So what is the solution? Many people think vitamins will help their nutrient deficiencies, but according to a study done at John Hopkins University, vitamins are at best a waste of money, providing no clear benefit. At worst, they can do more harm than good, with high concentrations of isolated and fractionated vitamins E and A, as well as beta carotene, could increase the risk of death in certain individuals. Therefore, use vitamin supplements judiciously, or avoid them altogether.

This still leaves the question as to how to nourish our bodies, and therefore our brains. The solution is a diet that is high in the various micronutrients we need to keep our bodies functioning such as vitamin C, vitamin E, vitamin B6, vitamin B12, folate (or vitamin B9), zinc, and omega-3 fatty acids (EPH/DHA). The Mediterranean Dietary Pattern (MDP) which is high in fruits, vegetables, olive oil, and oily fish is now thought to reduce inflammation due to its richness in antioxidants that come from these whole foods.

“Optimizing our nutrition is a safe and viable way to help avoid, treat, or lessen the symptoms of mental illness. Poor nutrition is a significant and modifiable risk factor for the development of mental illness,” said Julia Rucklidge, a PhD professor of clinical psychology in Christchurch, New Zealand, who has studied the treatment of ADD/ADHD and other mental health issues with micronutrients for the last 10 years.

We rely on medications, but honestly we need to stop visiting the “pharmacy” and start visiting the “farm” to decrease the prevalence of mental illness. I am not dismissing the effectiveness of medications on some severe forms of mental illness, nor advocating that you should stop treatments prescribed by your healthcare practitioner without first consulting them. They can be very effective for some people in the short term, but on a long term basis have lasting effects on our bodies. Despite our reliance on these drugs, our outcomes are no better than they were 50 years ago.

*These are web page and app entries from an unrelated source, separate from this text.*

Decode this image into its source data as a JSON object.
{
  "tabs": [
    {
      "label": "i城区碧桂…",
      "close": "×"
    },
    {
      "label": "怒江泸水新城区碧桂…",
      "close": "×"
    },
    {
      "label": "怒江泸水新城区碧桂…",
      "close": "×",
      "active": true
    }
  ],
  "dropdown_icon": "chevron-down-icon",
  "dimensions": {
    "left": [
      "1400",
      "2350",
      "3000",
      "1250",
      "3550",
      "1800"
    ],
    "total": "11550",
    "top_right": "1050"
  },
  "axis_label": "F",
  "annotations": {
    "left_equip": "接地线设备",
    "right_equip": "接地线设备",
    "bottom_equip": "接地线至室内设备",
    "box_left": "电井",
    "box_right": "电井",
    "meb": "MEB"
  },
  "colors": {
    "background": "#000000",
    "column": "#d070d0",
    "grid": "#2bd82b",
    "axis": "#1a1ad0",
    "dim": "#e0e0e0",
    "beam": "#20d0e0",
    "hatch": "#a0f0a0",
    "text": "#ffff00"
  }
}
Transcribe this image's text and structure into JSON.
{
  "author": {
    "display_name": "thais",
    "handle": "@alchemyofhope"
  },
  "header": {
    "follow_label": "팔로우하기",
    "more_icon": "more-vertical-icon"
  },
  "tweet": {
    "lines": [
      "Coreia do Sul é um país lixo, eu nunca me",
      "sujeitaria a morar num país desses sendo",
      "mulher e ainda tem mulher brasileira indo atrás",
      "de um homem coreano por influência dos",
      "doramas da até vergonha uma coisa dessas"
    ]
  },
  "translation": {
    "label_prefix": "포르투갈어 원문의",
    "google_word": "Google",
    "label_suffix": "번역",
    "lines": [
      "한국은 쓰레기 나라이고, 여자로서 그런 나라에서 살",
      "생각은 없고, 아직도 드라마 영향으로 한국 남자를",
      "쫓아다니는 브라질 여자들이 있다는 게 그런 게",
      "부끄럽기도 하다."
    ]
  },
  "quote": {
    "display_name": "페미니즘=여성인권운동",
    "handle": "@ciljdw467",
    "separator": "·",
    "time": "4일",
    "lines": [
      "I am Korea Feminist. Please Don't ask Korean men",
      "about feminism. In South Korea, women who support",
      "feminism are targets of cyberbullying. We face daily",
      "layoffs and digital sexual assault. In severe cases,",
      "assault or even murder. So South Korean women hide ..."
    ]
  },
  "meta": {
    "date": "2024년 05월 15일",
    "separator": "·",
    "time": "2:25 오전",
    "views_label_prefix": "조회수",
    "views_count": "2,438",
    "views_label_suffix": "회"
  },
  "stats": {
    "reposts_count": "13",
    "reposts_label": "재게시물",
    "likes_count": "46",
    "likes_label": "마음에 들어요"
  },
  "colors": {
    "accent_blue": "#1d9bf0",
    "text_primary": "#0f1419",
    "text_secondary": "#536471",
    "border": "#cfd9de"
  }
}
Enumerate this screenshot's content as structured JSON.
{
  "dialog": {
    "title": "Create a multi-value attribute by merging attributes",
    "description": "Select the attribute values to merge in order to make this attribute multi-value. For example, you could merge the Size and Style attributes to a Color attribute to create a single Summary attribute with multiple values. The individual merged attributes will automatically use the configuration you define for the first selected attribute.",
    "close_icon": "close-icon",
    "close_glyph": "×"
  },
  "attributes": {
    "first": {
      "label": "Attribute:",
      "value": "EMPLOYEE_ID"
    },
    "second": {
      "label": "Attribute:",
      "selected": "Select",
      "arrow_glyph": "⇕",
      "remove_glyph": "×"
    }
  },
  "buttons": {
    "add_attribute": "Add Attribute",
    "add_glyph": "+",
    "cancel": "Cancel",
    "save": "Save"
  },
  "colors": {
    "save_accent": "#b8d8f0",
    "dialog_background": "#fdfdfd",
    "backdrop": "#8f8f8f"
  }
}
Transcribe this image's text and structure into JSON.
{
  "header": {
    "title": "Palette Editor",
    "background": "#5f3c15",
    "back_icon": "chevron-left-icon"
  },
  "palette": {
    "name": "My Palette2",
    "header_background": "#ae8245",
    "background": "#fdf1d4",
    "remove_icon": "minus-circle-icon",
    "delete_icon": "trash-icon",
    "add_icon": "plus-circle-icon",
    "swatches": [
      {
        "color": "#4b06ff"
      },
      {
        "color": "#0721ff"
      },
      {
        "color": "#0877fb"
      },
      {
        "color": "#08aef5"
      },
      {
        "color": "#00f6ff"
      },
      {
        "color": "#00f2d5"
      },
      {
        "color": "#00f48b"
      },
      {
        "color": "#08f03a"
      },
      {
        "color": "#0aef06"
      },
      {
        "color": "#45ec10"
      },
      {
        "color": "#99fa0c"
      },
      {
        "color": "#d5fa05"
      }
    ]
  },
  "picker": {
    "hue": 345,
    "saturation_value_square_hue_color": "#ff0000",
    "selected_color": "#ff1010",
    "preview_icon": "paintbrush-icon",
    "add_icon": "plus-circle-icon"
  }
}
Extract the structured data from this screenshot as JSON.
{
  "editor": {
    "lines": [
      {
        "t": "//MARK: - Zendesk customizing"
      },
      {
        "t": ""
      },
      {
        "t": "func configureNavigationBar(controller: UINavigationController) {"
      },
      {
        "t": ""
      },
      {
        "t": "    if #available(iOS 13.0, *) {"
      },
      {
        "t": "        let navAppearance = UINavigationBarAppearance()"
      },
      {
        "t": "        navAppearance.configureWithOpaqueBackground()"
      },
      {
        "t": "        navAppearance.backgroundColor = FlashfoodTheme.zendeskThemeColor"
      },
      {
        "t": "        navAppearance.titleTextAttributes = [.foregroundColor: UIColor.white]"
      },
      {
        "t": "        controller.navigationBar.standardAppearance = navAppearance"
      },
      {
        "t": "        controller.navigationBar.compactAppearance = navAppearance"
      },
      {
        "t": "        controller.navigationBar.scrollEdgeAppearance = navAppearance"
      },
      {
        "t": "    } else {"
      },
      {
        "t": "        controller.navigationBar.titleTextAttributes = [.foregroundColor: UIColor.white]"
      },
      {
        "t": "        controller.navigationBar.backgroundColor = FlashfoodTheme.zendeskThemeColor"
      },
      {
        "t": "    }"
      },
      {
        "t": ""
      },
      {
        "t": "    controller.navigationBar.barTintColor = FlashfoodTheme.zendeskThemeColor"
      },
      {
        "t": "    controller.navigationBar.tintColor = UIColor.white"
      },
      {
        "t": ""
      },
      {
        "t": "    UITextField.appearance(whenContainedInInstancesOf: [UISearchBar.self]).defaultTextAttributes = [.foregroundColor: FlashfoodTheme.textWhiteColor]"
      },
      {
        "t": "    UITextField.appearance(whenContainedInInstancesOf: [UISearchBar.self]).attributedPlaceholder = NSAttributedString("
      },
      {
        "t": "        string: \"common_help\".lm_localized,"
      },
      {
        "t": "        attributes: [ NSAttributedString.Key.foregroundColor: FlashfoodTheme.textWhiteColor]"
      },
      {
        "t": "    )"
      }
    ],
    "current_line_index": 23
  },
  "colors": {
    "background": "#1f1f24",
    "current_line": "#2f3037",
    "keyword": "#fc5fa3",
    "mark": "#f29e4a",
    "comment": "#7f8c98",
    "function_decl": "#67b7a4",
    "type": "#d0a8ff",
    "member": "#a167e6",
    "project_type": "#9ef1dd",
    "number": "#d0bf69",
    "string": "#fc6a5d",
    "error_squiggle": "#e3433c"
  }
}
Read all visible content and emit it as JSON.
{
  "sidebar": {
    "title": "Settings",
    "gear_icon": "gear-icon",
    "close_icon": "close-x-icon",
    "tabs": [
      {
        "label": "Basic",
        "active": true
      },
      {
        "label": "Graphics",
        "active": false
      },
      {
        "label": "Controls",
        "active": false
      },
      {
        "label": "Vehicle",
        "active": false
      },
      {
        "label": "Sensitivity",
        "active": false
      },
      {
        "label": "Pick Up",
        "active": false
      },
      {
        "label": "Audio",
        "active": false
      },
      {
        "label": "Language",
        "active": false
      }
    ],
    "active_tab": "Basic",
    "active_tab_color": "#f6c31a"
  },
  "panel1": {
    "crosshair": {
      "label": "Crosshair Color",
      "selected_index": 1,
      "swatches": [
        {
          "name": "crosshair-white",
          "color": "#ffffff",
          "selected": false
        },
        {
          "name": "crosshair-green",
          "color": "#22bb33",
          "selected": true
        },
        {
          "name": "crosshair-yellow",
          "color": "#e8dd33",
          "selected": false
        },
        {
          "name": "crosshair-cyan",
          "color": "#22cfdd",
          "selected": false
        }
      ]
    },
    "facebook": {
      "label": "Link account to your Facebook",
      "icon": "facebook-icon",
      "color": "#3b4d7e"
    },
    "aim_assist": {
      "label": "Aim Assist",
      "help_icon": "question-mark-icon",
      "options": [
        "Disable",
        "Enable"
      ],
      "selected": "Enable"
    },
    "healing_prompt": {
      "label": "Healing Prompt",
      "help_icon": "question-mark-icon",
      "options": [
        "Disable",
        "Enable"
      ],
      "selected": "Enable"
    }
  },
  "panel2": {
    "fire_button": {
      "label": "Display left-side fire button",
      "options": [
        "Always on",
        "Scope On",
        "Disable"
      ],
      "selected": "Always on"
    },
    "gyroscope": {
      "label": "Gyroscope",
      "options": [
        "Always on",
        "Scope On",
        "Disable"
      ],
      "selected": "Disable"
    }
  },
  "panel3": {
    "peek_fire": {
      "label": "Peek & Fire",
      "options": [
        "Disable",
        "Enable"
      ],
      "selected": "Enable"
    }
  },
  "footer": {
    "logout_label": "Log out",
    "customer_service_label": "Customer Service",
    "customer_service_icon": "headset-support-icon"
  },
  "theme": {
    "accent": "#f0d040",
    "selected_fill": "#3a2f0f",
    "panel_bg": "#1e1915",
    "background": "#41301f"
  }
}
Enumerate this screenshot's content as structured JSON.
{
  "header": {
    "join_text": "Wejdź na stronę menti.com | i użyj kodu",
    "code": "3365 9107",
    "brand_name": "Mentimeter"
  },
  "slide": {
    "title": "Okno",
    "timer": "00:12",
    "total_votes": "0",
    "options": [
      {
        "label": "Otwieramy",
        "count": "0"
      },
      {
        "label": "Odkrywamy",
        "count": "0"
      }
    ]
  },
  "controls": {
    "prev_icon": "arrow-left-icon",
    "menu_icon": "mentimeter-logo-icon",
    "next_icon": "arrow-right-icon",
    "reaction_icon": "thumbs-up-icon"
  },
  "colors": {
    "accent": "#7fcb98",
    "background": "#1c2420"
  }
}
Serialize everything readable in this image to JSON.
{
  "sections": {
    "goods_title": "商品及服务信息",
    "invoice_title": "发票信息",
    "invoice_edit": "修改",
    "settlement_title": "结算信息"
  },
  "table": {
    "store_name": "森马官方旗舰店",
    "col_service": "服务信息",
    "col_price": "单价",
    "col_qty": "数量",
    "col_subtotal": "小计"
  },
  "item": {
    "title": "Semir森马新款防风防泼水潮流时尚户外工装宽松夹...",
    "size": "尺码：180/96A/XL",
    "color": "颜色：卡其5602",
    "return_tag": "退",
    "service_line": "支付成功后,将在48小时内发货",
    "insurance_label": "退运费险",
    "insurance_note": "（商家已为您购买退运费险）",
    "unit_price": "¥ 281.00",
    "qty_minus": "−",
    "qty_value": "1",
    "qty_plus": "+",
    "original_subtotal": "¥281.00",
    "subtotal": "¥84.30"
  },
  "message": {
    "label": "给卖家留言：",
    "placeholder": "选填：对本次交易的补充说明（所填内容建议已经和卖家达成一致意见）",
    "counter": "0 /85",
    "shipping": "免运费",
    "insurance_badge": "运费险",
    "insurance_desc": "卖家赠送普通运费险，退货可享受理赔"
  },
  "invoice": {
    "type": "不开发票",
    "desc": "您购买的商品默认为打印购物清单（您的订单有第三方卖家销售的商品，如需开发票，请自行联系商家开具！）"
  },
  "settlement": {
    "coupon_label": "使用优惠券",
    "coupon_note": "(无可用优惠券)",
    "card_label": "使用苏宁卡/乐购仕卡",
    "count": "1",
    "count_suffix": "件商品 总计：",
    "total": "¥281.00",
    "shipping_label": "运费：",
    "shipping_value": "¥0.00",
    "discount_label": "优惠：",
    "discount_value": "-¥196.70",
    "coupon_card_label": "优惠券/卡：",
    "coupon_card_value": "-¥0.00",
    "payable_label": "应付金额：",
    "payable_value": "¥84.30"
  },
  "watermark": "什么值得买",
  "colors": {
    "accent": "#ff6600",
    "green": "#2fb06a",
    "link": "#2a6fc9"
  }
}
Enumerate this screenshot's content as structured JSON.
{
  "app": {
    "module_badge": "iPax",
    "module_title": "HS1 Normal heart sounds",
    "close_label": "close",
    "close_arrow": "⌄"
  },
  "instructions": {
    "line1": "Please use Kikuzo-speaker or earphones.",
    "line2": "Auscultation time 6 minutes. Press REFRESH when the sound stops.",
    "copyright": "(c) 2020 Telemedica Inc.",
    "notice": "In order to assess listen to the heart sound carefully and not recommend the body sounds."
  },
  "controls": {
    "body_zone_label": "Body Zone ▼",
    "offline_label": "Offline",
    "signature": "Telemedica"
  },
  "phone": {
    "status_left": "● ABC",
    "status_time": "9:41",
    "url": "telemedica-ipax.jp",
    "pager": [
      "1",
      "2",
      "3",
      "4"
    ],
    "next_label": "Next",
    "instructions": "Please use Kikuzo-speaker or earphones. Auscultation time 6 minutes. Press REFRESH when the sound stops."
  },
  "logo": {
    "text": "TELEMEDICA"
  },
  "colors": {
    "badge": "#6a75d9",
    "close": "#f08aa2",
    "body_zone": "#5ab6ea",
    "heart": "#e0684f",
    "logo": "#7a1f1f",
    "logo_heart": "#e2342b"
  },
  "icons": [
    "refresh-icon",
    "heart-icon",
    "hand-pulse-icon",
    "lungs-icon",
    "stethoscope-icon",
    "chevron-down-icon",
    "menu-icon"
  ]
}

The research is clear: the well nourished brain is better able to withstand stress and recover from illness. Sixty to eighty percent of people will respond to better nutrition. Let’s get serious about the role nutrition plays not only in our physical health, but also our mental health.
By: Rachel Clark, RN, BSN